• [Material for this task]
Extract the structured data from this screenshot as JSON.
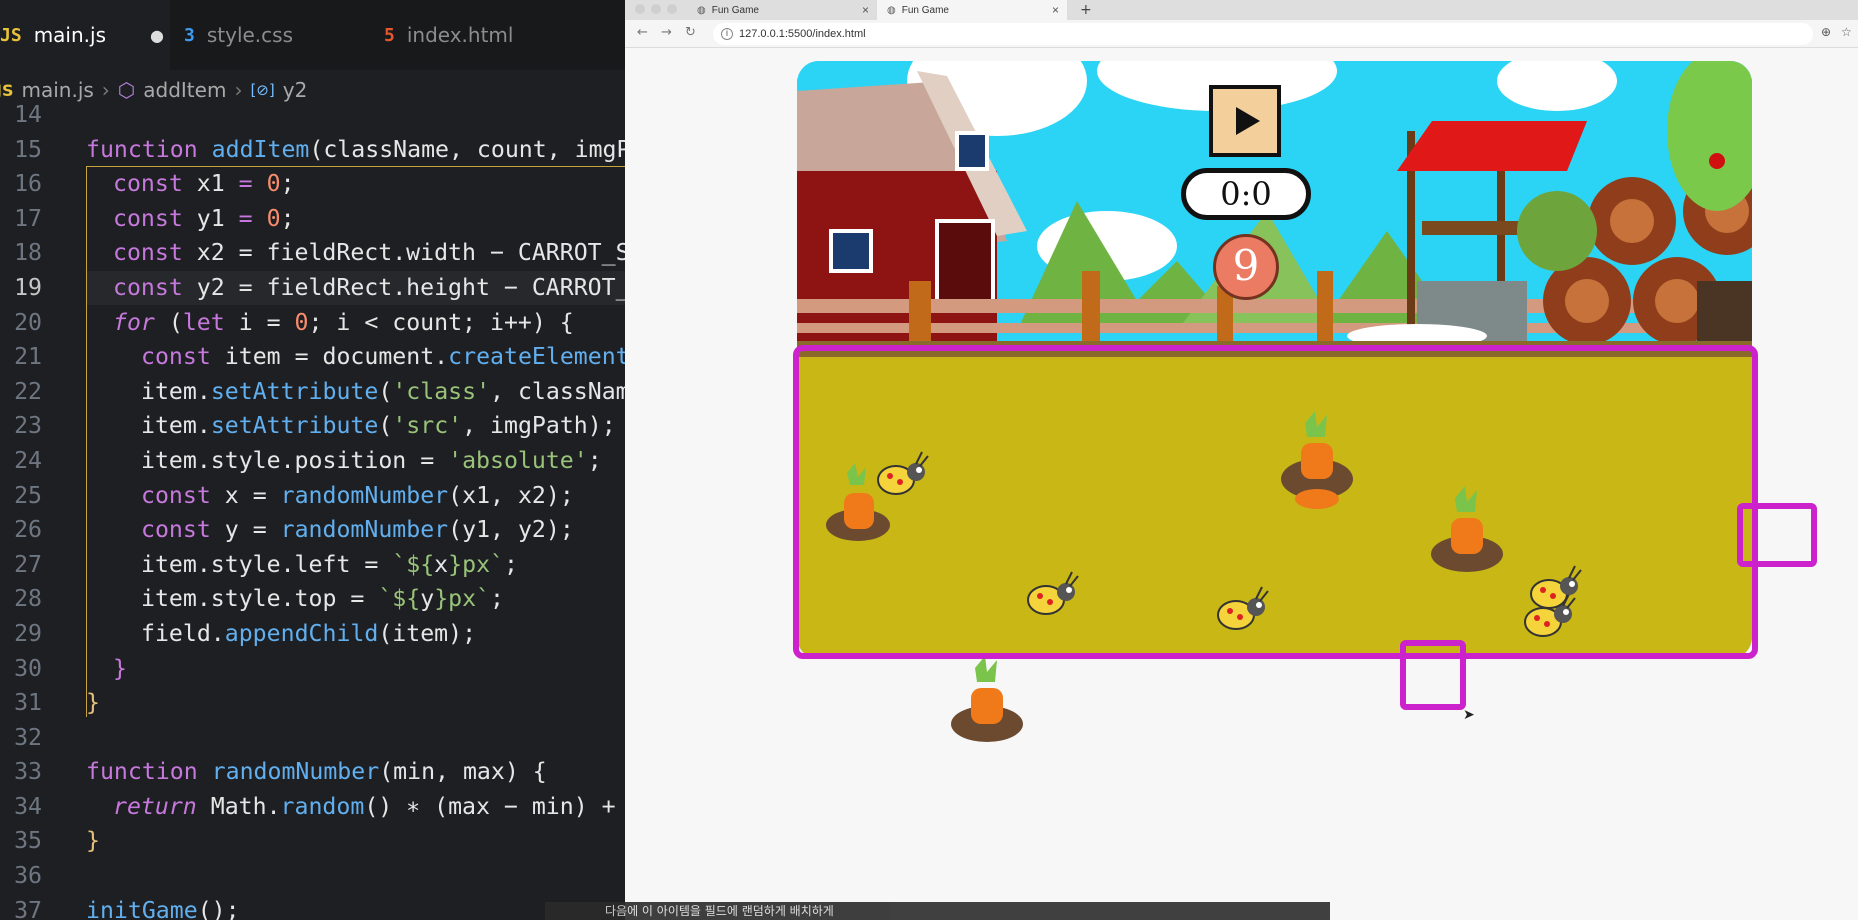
{
  "editor": {
    "tabs": [
      {
        "icon": "JS",
        "label": "main.js",
        "modified": "●"
      },
      {
        "icon": "3",
        "label": "style.css"
      },
      {
        "icon": "5",
        "label": "index.html"
      }
    ],
    "breadcrumb": {
      "file": "main.js",
      "function": "addItem",
      "variable": "y2",
      "file_icon": "JS"
    },
    "line_numbers": [
      "14",
      "15",
      "16",
      "17",
      "18",
      "19",
      "20",
      "21",
      "22",
      "23",
      "24",
      "25",
      "26",
      "27",
      "28",
      "29",
      "30",
      "31",
      "32",
      "33",
      "34",
      "35",
      "36",
      "37"
    ]
  },
  "code": {
    "l15": [
      "function",
      "addItem",
      "(className, count, imgP"
    ],
    "l16": [
      "const",
      "x1",
      "=",
      "0",
      ";"
    ],
    "l17": [
      "const",
      "y1",
      "=",
      "0",
      ";"
    ],
    "l18": [
      "const",
      "x2 = fieldRect.width − CARROT_S"
    ],
    "l19": [
      "const",
      "y2 = fieldRect.height − CARROT_"
    ],
    "l20": [
      "for",
      "(",
      "let",
      "i = ",
      "0",
      "; i < count; i++) {"
    ],
    "l21": [
      "const",
      "item = document.",
      "createElement"
    ],
    "l22": [
      "item.",
      "setAttribute",
      "(",
      "'class'",
      ", classNam"
    ],
    "l23": [
      "item.",
      "setAttribute",
      "(",
      "'src'",
      ", imgPath);"
    ],
    "l24": [
      "item.style.position = ",
      "'absolute'",
      ";"
    ],
    "l25": [
      "const",
      "x = ",
      "randomNumber",
      "(x1, x2);"
    ],
    "l26": [
      "const",
      "y = ",
      "randomNumber",
      "(y1, y2);"
    ],
    "l27": [
      "item.style.left = ",
      "`${",
      "x",
      "}",
      "px",
      "`",
      ";"
    ],
    "l28": [
      "item.style.top = ",
      "`${",
      "y",
      "}",
      "px",
      "`",
      ";"
    ],
    "l29": [
      "field.",
      "appendChild",
      "(item);"
    ],
    "l30": [
      "}"
    ],
    "l31": [
      "}"
    ],
    "l33": [
      "function",
      "randomNumber",
      "(min, max) {"
    ],
    "l34": [
      "return",
      "Math.",
      "random",
      "() ∗ (max − min) +"
    ],
    "l35": [
      "}"
    ],
    "l37": [
      "initGame",
      "();"
    ]
  },
  "browser": {
    "tabs": [
      {
        "label": "Fun Game",
        "close": "×"
      },
      {
        "label": "Fun Game",
        "close": "×"
      }
    ],
    "new_tab": "+",
    "url": "127.0.0.1:5500/index.html",
    "nav": {
      "back": "←",
      "forward": "→",
      "reload": "↻"
    },
    "zoom_icon": "⊕",
    "star_icon": "☆"
  },
  "game": {
    "timer": "0:0",
    "score": "9",
    "carrots": 5,
    "bugs": 6
  },
  "colors": {
    "highlight": "#cc22cc",
    "field": "#c9b716",
    "sky": "#2bd4f4",
    "score_bg": "#ec7b64"
  },
  "subtitle": "다음에 이 아이템을 필드에 랜덤하게 배치하게"
}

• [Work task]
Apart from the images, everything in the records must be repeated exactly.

• [Task answer]
Extract the structured data from this screenshot as JSON.
{
  "editor": {
    "tabs": [
      {
        "icon": "JS",
        "label": "main.js",
        "modified": "●"
      },
      {
        "icon": "3",
        "label": "style.css"
      },
      {
        "icon": "5",
        "label": "index.html"
      }
    ],
    "breadcrumb": {
      "file": "main.js",
      "function": "addItem",
      "variable": "y2",
      "file_icon": "JS"
    },
    "line_numbers": [
      "14",
      "15",
      "16",
      "17",
      "18",
      "19",
      "20",
      "21",
      "22",
      "23",
      "24",
      "25",
      "26",
      "27",
      "28",
      "29",
      "30",
      "31",
      "32",
      "33",
      "34",
      "35",
      "36",
      "37"
    ]
  },
  "code": {
    "l15": [
      "function",
      "addItem",
      "(className, count, imgP"
    ],
    "l16": [
      "const",
      "x1",
      "=",
      "0",
      ";"
    ],
    "l17": [
      "const",
      "y1",
      "=",
      "0",
      ";"
    ],
    "l18": [
      "const",
      "x2 = fieldRect.width − CARROT_S"
    ],
    "l19": [
      "const",
      "y2 = fieldRect.height − CARROT_"
    ],
    "l20": [
      "for",
      "(",
      "let",
      "i = ",
      "0",
      "; i < count; i++) {"
    ],
    "l21": [
      "const",
      "item = document.",
      "createElement"
    ],
    "l22": [
      "item.",
      "setAttribute",
      "(",
      "'class'",
      ", classNam"
    ],
    "l23": [
      "item.",
      "setAttribute",
      "(",
      "'src'",
      ", imgPath);"
    ],
    "l24": [
      "item.style.position = ",
      "'absolute'",
      ";"
    ],
    "l25": [
      "const",
      "x = ",
      "randomNumber",
      "(x1, x2);"
    ],
    "l26": [
      "const",
      "y = ",
      "randomNumber",
      "(y1, y2);"
    ],
    "l27": [
      "item.style.left = ",
      "`${",
      "x",
      "}",
      "px",
      "`",
      ";"
    ],
    "l28": [
      "item.style.top = ",
      "`${",
      "y",
      "}",
      "px",
      "`",
      ";"
    ],
    "l29": [
      "field.",
      "appendChild",
      "(item);"
    ],
    "l30": [
      "}"
    ],
    "l31": [
      "}"
    ],
    "l33": [
      "function",
      "randomNumber",
      "(min, max) {"
    ],
    "l34": [
      "return",
      "Math.",
      "random",
      "() ∗ (max − min) +"
    ],
    "l35": [
      "}"
    ],
    "l37": [
      "initGame",
      "();"
    ]
  },
  "browser": {
    "tabs": [
      {
        "label": "Fun Game",
        "close": "×"
      },
      {
        "label": "Fun Game",
        "close": "×"
      }
    ],
    "new_tab": "+",
    "url": "127.0.0.1:5500/index.html",
    "nav": {
      "back": "←",
      "forward": "→",
      "reload": "↻"
    },
    "zoom_icon": "⊕",
    "star_icon": "☆"
  },
  "game": {
    "timer": "0:0",
    "score": "9",
    "carrots": 5,
    "bugs": 6
  },
  "colors": {
    "highlight": "#cc22cc",
    "field": "#c9b716",
    "sky": "#2bd4f4",
    "score_bg": "#ec7b64"
  },
  "subtitle": "다음에 이 아이템을 필드에 랜덤하게 배치하게"
}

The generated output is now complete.